Wherever the string "view" turns up in the data, copy the whole line.
=== Begin Enclosure ===
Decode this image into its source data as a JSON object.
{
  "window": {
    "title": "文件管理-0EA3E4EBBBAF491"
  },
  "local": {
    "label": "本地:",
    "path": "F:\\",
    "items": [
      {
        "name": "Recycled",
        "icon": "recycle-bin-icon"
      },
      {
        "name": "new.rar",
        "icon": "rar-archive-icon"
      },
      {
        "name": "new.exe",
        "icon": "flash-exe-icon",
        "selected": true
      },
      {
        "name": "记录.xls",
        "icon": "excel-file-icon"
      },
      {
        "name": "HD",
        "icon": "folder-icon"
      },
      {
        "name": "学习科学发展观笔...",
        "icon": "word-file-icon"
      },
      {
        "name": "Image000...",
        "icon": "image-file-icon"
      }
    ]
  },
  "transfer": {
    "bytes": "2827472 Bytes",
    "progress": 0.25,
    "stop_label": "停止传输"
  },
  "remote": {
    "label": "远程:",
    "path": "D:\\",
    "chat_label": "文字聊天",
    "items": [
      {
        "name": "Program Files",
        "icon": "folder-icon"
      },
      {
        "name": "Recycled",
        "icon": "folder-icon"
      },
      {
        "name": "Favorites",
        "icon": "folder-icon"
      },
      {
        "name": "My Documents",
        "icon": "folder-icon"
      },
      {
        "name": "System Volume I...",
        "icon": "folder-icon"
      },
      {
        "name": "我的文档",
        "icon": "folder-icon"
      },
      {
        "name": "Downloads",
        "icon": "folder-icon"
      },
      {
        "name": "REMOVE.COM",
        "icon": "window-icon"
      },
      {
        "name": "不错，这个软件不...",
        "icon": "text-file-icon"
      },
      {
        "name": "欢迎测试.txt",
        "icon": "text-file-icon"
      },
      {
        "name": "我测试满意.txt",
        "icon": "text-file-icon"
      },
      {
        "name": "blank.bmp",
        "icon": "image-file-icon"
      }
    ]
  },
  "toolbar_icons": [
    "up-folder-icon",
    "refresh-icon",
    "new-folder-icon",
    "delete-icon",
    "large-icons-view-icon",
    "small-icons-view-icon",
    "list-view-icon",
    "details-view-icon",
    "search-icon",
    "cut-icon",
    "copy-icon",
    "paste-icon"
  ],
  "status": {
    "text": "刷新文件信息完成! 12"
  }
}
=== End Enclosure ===
**Output of the exercise**:
    "large-icons-view-icon",
    "small-icons-view-icon",
    "list-view-icon",
    "details-view-icon",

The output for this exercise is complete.